EXERCISE DESCRIPTION —
Work through the entries below and show every line in which "Floating" is found.

*** Block opens ***

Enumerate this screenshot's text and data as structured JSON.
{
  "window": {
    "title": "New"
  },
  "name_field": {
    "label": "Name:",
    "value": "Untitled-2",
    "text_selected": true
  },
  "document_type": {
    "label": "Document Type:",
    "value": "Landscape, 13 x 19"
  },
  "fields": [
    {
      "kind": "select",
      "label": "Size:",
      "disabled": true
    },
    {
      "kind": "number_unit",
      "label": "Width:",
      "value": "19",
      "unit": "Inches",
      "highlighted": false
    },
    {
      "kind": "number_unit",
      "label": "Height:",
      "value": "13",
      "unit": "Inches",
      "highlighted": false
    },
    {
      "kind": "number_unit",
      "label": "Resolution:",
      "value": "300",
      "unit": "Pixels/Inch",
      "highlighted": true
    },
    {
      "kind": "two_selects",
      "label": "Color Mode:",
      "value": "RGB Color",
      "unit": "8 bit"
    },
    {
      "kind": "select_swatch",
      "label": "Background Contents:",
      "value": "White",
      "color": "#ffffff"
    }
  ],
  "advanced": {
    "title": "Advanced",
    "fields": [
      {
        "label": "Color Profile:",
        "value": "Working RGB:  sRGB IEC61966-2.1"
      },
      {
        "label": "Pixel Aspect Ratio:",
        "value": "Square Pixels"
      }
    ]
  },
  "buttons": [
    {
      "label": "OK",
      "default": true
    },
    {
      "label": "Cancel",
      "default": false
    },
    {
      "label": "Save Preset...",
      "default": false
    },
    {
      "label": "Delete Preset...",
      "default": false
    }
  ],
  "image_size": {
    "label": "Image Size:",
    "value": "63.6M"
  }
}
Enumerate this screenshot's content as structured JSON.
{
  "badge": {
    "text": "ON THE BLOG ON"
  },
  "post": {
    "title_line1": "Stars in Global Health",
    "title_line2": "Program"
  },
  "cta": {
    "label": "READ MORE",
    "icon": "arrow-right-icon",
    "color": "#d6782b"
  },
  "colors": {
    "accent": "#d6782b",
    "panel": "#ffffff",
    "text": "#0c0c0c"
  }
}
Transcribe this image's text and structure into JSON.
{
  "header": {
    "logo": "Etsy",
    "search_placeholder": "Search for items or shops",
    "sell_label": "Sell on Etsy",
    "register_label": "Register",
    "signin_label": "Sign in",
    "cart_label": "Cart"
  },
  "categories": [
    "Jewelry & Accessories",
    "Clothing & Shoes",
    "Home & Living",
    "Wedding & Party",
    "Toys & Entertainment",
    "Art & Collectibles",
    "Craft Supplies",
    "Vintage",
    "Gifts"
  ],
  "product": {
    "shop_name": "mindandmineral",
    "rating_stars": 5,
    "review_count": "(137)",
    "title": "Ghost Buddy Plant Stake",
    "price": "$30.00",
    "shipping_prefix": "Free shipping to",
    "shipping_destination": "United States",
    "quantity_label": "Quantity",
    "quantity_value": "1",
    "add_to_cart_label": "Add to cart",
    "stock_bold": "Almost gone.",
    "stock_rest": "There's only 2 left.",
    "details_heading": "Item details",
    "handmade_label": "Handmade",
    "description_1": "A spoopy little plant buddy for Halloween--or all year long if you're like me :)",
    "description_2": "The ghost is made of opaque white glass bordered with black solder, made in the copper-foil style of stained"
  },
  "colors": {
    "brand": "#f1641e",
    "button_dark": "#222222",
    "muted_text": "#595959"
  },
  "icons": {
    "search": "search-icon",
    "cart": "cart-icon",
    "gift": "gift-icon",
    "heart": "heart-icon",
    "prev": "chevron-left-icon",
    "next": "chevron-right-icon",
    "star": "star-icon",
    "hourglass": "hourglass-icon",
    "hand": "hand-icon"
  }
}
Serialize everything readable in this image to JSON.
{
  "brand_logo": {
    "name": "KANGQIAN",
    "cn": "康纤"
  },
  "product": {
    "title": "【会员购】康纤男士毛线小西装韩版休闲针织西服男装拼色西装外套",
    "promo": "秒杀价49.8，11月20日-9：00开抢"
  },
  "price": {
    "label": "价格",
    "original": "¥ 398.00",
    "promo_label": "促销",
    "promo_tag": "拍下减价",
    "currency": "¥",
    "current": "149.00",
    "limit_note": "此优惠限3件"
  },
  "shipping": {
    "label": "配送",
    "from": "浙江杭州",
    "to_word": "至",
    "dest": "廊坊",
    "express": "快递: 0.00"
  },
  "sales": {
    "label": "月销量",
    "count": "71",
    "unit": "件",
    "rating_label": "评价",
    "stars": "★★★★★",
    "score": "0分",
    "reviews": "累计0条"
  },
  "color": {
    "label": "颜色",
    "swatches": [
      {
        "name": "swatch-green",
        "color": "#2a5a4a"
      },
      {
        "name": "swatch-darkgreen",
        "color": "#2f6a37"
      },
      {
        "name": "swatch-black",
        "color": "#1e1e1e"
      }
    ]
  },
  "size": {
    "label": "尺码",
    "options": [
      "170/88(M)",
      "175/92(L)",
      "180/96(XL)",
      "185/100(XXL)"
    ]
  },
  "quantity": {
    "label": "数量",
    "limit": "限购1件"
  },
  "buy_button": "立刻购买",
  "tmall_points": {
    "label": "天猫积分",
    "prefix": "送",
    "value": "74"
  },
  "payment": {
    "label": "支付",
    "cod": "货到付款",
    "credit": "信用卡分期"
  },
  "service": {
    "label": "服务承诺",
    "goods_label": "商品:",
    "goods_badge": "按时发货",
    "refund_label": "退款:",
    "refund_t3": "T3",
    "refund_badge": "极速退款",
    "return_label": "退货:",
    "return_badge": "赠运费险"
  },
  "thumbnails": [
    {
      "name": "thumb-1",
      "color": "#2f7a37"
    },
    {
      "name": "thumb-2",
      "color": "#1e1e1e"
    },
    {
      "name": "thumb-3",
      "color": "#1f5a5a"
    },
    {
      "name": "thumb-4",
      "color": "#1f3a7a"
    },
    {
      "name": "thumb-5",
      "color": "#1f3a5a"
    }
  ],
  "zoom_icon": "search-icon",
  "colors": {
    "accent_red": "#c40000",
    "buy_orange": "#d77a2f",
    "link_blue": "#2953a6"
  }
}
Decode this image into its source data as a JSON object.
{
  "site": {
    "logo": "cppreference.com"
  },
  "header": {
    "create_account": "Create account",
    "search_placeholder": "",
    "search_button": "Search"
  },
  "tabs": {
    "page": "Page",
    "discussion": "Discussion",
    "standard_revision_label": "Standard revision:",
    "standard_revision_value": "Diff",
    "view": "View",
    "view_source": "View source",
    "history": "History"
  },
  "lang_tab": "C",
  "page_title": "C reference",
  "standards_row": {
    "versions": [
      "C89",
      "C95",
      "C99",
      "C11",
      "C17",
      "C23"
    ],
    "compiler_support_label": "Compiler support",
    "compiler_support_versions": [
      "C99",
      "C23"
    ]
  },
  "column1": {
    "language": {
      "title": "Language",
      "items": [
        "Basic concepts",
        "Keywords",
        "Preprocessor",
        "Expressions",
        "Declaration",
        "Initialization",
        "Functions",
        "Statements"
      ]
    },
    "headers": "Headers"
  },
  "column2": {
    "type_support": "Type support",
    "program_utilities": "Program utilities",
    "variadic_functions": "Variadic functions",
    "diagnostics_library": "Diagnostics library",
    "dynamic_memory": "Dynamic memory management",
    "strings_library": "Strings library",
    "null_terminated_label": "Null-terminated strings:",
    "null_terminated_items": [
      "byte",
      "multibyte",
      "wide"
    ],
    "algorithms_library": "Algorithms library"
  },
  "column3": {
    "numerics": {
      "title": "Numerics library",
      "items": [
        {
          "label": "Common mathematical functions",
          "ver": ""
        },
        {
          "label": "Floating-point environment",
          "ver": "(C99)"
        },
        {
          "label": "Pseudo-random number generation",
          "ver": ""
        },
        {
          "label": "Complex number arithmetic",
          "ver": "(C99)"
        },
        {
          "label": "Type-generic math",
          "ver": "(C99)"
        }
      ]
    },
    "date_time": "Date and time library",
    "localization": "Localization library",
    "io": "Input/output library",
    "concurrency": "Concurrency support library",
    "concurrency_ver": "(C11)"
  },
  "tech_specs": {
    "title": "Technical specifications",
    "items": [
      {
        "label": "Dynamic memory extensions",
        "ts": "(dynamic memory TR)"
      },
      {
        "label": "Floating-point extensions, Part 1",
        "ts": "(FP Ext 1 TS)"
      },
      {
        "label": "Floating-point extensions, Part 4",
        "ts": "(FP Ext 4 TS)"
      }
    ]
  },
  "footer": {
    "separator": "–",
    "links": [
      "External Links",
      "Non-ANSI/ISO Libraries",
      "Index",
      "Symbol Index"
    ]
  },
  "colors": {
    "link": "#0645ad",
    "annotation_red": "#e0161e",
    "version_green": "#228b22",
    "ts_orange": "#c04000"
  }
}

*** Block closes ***

RESULT FOR THIS TASK —
          "label": "Floating-point environment",
        "label": "Floating-point extensions, Part 1",
        "label": "Floating-point extensions, Part 4",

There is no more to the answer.